GOAL OF THE EXERCISE =
Would you please reproduce all the entries exactly, leaving the pictures out?

INFORMATION SHOWN =
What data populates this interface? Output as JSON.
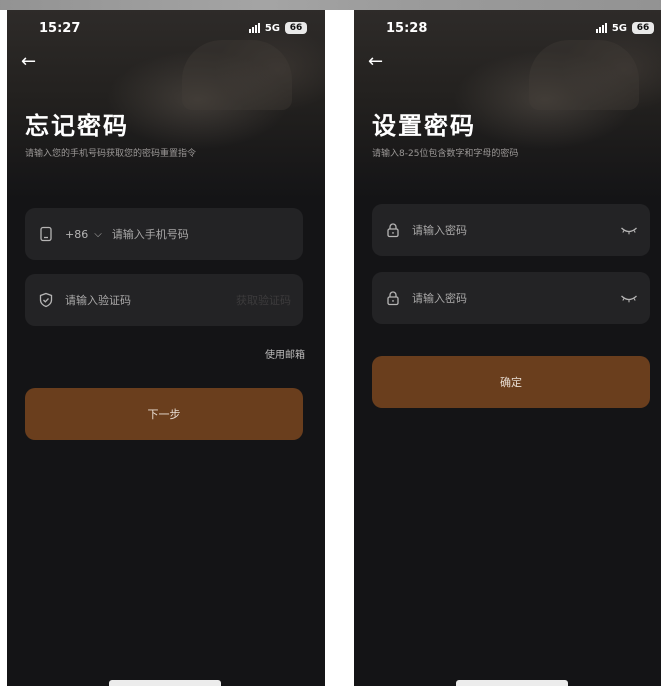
{
  "left_screen": {
    "status": {
      "time": "15:27",
      "network": "5G",
      "battery": "66"
    },
    "title": "忘记密码",
    "subtitle": "请输入您的手机号码获取您的密码重置指令",
    "phone_field": {
      "country_code": "+86",
      "placeholder": "请输入手机号码"
    },
    "code_field": {
      "placeholder": "请输入验证码",
      "get_code": "获取验证码"
    },
    "alt_link": "使用邮箱",
    "next_button": "下一步"
  },
  "right_screen": {
    "status": {
      "time": "15:28",
      "network": "5G",
      "battery": "66"
    },
    "title": "设置密码",
    "subtitle": "请输入8-25位包含数字和字母的密码",
    "password_field": {
      "placeholder": "请输入密码"
    },
    "confirm_field": {
      "placeholder": "请输入密码"
    },
    "confirm_button": "确定"
  },
  "icons": {
    "back": "arrow-left-icon",
    "phone": "phone-icon",
    "shield": "shield-check-icon",
    "lock": "lock-icon",
    "eye_closed": "eye-closed-icon",
    "chevron": "chevron-down-icon"
  },
  "colors": {
    "background": "#141416",
    "field": "#232325",
    "primary_button": "#6a3e1d"
  }
}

REPLY =
What data populates this interface? Output as JSON.
{
  "left_screen": {
    "status": {
      "time": "15:27",
      "network": "5G",
      "battery": "66"
    },
    "title": "忘记密码",
    "subtitle": "请输入您的手机号码获取您的密码重置指令",
    "phone_field": {
      "country_code": "+86",
      "placeholder": "请输入手机号码"
    },
    "code_field": {
      "placeholder": "请输入验证码",
      "get_code": "获取验证码"
    },
    "alt_link": "使用邮箱",
    "next_button": "下一步"
  },
  "right_screen": {
    "status": {
      "time": "15:28",
      "network": "5G",
      "battery": "66"
    },
    "title": "设置密码",
    "subtitle": "请输入8-25位包含数字和字母的密码",
    "password_field": {
      "placeholder": "请输入密码"
    },
    "confirm_field": {
      "placeholder": "请输入密码"
    },
    "confirm_button": "确定"
  },
  "icons": {
    "back": "arrow-left-icon",
    "phone": "phone-icon",
    "shield": "shield-check-icon",
    "lock": "lock-icon",
    "eye_closed": "eye-closed-icon",
    "chevron": "chevron-down-icon"
  },
  "colors": {
    "background": "#141416",
    "field": "#232325",
    "primary_button": "#6a3e1d"
  }
}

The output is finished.